What does he mean by that? By that I mean it looks charming but sounds like something has gone wrong. Like a cable is faulty or a speaker is going south. But I can't cast aside a video game because of bad sound, no - I cast them aside because I don't have the means to play them myself.
Chuckie Egg was originally developed for a handful of systems - the ZX Spectrum above, the BBC Micro below - and then ported to damn near everything else, so it should be easy to find if you've more luck than I have.
You play as Hen-House Harry, tasked with rounding up a few eggs and not getting eaten by any hens as you climb and jump through eight levels of platforming challenges. Collecting seeds are optional, but beneficial to both your score and your countdown timer, freezing it for a short while. It seems straightforward, and then you loop through the levels all over again and again with increased difficulty, notably in the form of the caged duck now being free to roam the level and hunt you down.
It seems like little more than a time waster until that duck gets going. That duck separates the men from the boys, the skilled from the casual, so I'm told. It turns a little puzzle solver into a test of reaction times, forward thinking and precise control. Before the duck it was about those things, but after the duck even more so, and that's just the first step of increased difficulty, with more hens getting added to the mix later on as well.

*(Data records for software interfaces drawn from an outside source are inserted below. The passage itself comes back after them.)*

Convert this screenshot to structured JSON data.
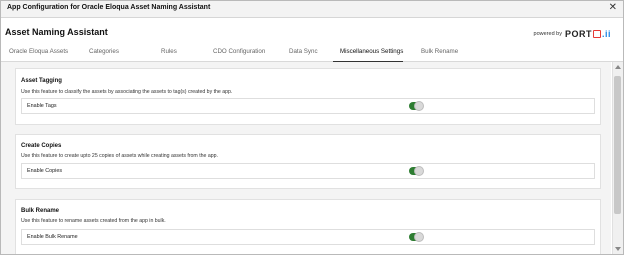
{
  "window": {
    "title": "App Configuration for Oracle Eloqua Asset Naming Assistant"
  },
  "header": {
    "app_name": "Asset Naming Assistant",
    "powered_by": "powered by",
    "logo_text_1": "PORT",
    "logo_text_2": ".ii"
  },
  "tabs": [
    {
      "label": "Oracle Eloqua Assets"
    },
    {
      "label": "Categories"
    },
    {
      "label": "Rules"
    },
    {
      "label": "CDO Configuration"
    },
    {
      "label": "Data Sync"
    },
    {
      "label": "Miscellaneous Settings",
      "active": true
    },
    {
      "label": "Bulk Rename"
    }
  ],
  "sections": [
    {
      "title": "Asset Tagging",
      "description": "Use this feature to classify the assets by associating the assets to tag(s) created by the app.",
      "setting_label": "Enable Tags",
      "enabled": true
    },
    {
      "title": "Create Copies",
      "description": "Use this feature to create upto 25 copies of assets while creating assets from the app.",
      "setting_label": "Enable Copies",
      "enabled": true
    },
    {
      "title": "Bulk Rename",
      "description": "Use this feature to rename assets created from the app in bulk.",
      "setting_label": "Enable Bulk Rename",
      "enabled": true
    }
  ],
  "colors": {
    "toggle_on": "#2e7d32",
    "logo_accent": "#e53935"
  },
  "icons": {
    "close": "close-icon"
  }
}
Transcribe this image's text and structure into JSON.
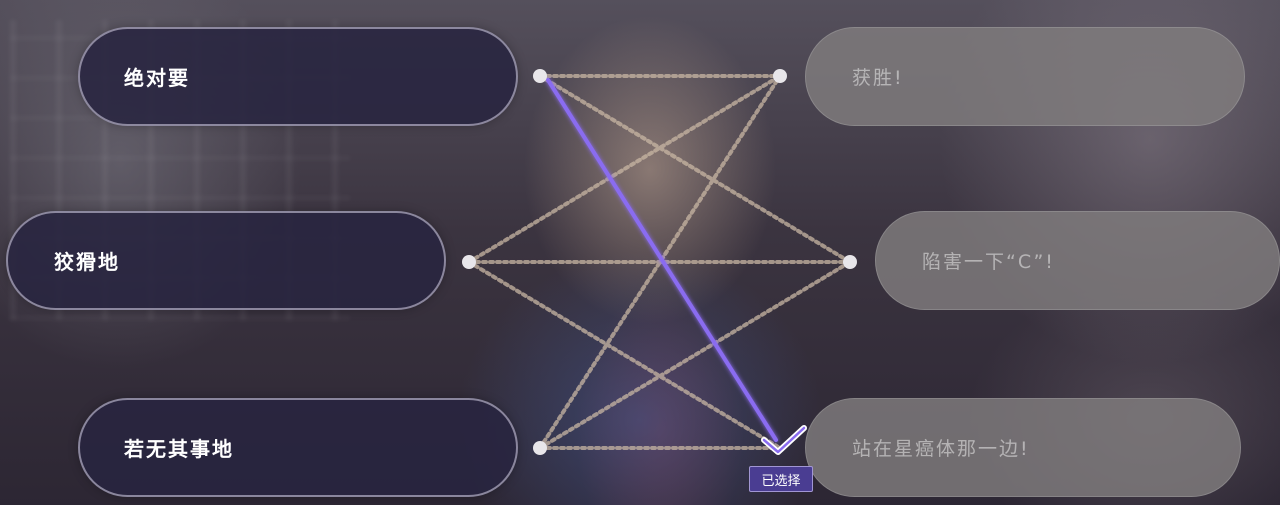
{
  "left_options": [
    {
      "label": "绝对要"
    },
    {
      "label": "狡猾地"
    },
    {
      "label": "若无其事地"
    }
  ],
  "right_options": [
    {
      "label": "获胜!"
    },
    {
      "label": "陷害一下“C”!"
    },
    {
      "label": "站在星癌体那一边!"
    }
  ],
  "selection": {
    "from_left_index": 1,
    "to_right_index": 3,
    "badge_label": "已选择",
    "line_color": "#8a6cf0"
  },
  "colors": {
    "left_pill_bg": "#28243f",
    "right_pill_bg": "#807c7e",
    "connector_dots": "#c9b7a4",
    "selection_accent": "#8a6cf0"
  },
  "icons": {
    "selected_marker": "check-icon"
  }
}
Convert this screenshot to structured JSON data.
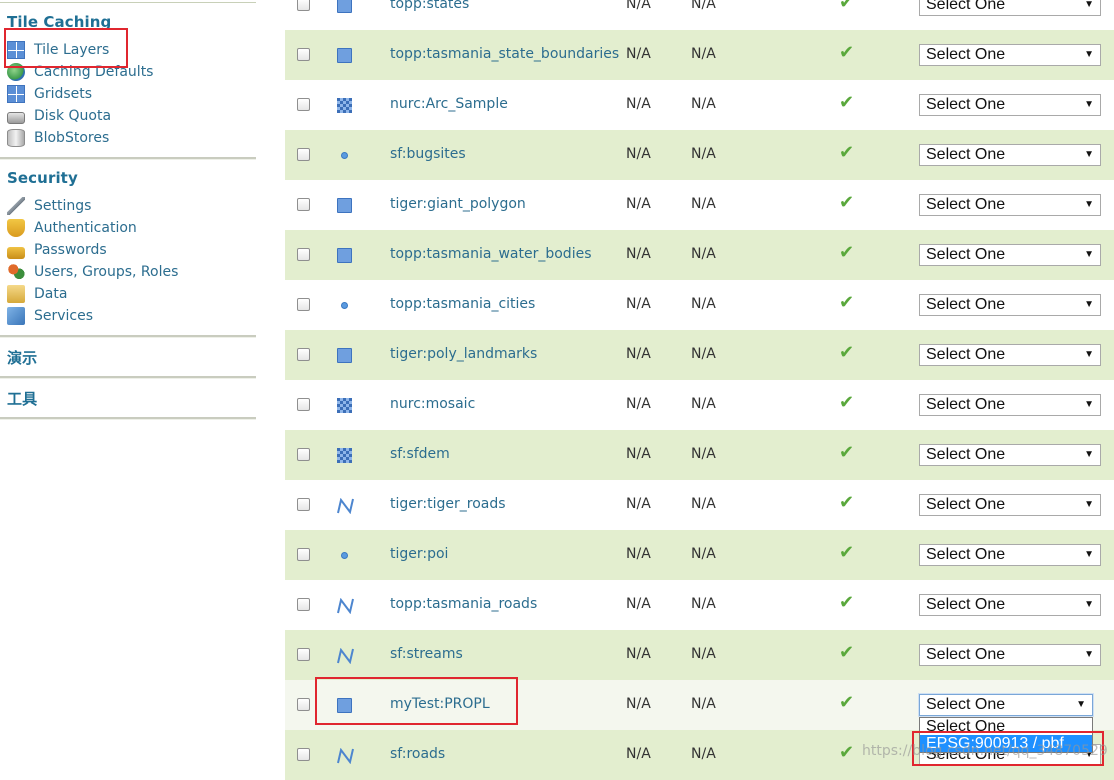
{
  "sidebar": {
    "tile_caching": {
      "heading": "Tile Caching",
      "items": [
        {
          "label": "Tile Layers",
          "icon": "grid-icon"
        },
        {
          "label": "Caching Defaults",
          "icon": "globe-icon"
        },
        {
          "label": "Gridsets",
          "icon": "grid-icon"
        },
        {
          "label": "Disk Quota",
          "icon": "disk-icon"
        },
        {
          "label": "BlobStores",
          "icon": "blobstore-icon"
        }
      ]
    },
    "security": {
      "heading": "Security",
      "items": [
        {
          "label": "Settings",
          "icon": "wrench-icon"
        },
        {
          "label": "Authentication",
          "icon": "shield-icon"
        },
        {
          "label": "Passwords",
          "icon": "lock-icon"
        },
        {
          "label": "Users, Groups, Roles",
          "icon": "users-icon"
        },
        {
          "label": "Data",
          "icon": "data-icon"
        },
        {
          "label": "Services",
          "icon": "services-icon"
        }
      ]
    },
    "demos": {
      "heading": "演示"
    },
    "tools": {
      "heading": "工具"
    }
  },
  "table": {
    "rows": [
      {
        "name": "topp:states",
        "type": "polygon",
        "c1": "N/A",
        "c2": "N/A",
        "enabled": "✔",
        "select": "Select One"
      },
      {
        "name": "topp:tasmania_state_boundaries",
        "type": "polygon",
        "c1": "N/A",
        "c2": "N/A",
        "enabled": "✔",
        "select": "Select One"
      },
      {
        "name": "nurc:Arc_Sample",
        "type": "raster",
        "c1": "N/A",
        "c2": "N/A",
        "enabled": "✔",
        "select": "Select One"
      },
      {
        "name": "sf:bugsites",
        "type": "point",
        "c1": "N/A",
        "c2": "N/A",
        "enabled": "✔",
        "select": "Select One"
      },
      {
        "name": "tiger:giant_polygon",
        "type": "polygon",
        "c1": "N/A",
        "c2": "N/A",
        "enabled": "✔",
        "select": "Select One"
      },
      {
        "name": "topp:tasmania_water_bodies",
        "type": "polygon",
        "c1": "N/A",
        "c2": "N/A",
        "enabled": "✔",
        "select": "Select One"
      },
      {
        "name": "topp:tasmania_cities",
        "type": "point",
        "c1": "N/A",
        "c2": "N/A",
        "enabled": "✔",
        "select": "Select One"
      },
      {
        "name": "tiger:poly_landmarks",
        "type": "polygon",
        "c1": "N/A",
        "c2": "N/A",
        "enabled": "✔",
        "select": "Select One"
      },
      {
        "name": "nurc:mosaic",
        "type": "raster",
        "c1": "N/A",
        "c2": "N/A",
        "enabled": "✔",
        "select": "Select One"
      },
      {
        "name": "sf:sfdem",
        "type": "raster",
        "c1": "N/A",
        "c2": "N/A",
        "enabled": "✔",
        "select": "Select One"
      },
      {
        "name": "tiger:tiger_roads",
        "type": "line",
        "c1": "N/A",
        "c2": "N/A",
        "enabled": "✔",
        "select": "Select One"
      },
      {
        "name": "tiger:poi",
        "type": "point",
        "c1": "N/A",
        "c2": "N/A",
        "enabled": "✔",
        "select": "Select One"
      },
      {
        "name": "topp:tasmania_roads",
        "type": "line",
        "c1": "N/A",
        "c2": "N/A",
        "enabled": "✔",
        "select": "Select One"
      },
      {
        "name": "sf:streams",
        "type": "line",
        "c1": "N/A",
        "c2": "N/A",
        "enabled": "✔",
        "select": "Select One"
      },
      {
        "name": "myTest:PROPL",
        "type": "polygon",
        "c1": "N/A",
        "c2": "N/A",
        "enabled": "✔",
        "select": "Select One"
      },
      {
        "name": "sf:roads",
        "type": "line",
        "c1": "N/A",
        "c2": "N/A",
        "enabled": "✔",
        "select": "Select One"
      }
    ]
  },
  "dropdown": {
    "options": [
      "Select One",
      "EPSG:900913 / pbf"
    ],
    "highlighted_color": "#1e90ff"
  },
  "watermark": "https://blog.csdn.net/qq_34870529",
  "colors": {
    "link": "#2c6d8f",
    "heading": "#1f6f94",
    "alt_row": "#e3eecf",
    "annotation": "#e0262f",
    "check": "#5aa83c"
  }
}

It's all too easy to shrug off games from these home computers, simply because of their look and feel. Cobbled together, cheap, lacking polish... Bollocks, I say. Those rainbows and raspberries evoke images and feelings that I've never seen or felt, that's how weird and powerful they are. I can picture the teenager who thinks 'this is a good idea for a game' and I can imagine the programmers making it work.
I remember the first school computer room I had lessons in and getting the chance to play games instead of learning anything remotely useful. While that room was full of Acorns and Lemmings, a few years earlier it could well have been home to some older hardware with a copy of Chuckie Egg, such was its appeal.
Everyone has their inspirations, and I'm sure that the simplicity and success of Chuckie Egg made it an inspiration to a good few people too. It didn't knock people off their chairs, but it kept them glued to their screens.
The various versions of Chuckie Egg are broadly split into two types, based on what kind of physics they have - realistic as seen in the BBC Micro video above, or floaty as seen in the ZX Spectrum video.
Chuckie Egg, developed by A&F Software, first released in 1983.
Versions watched: ZX Spectrum, 1983.
BBC Micro, 1983.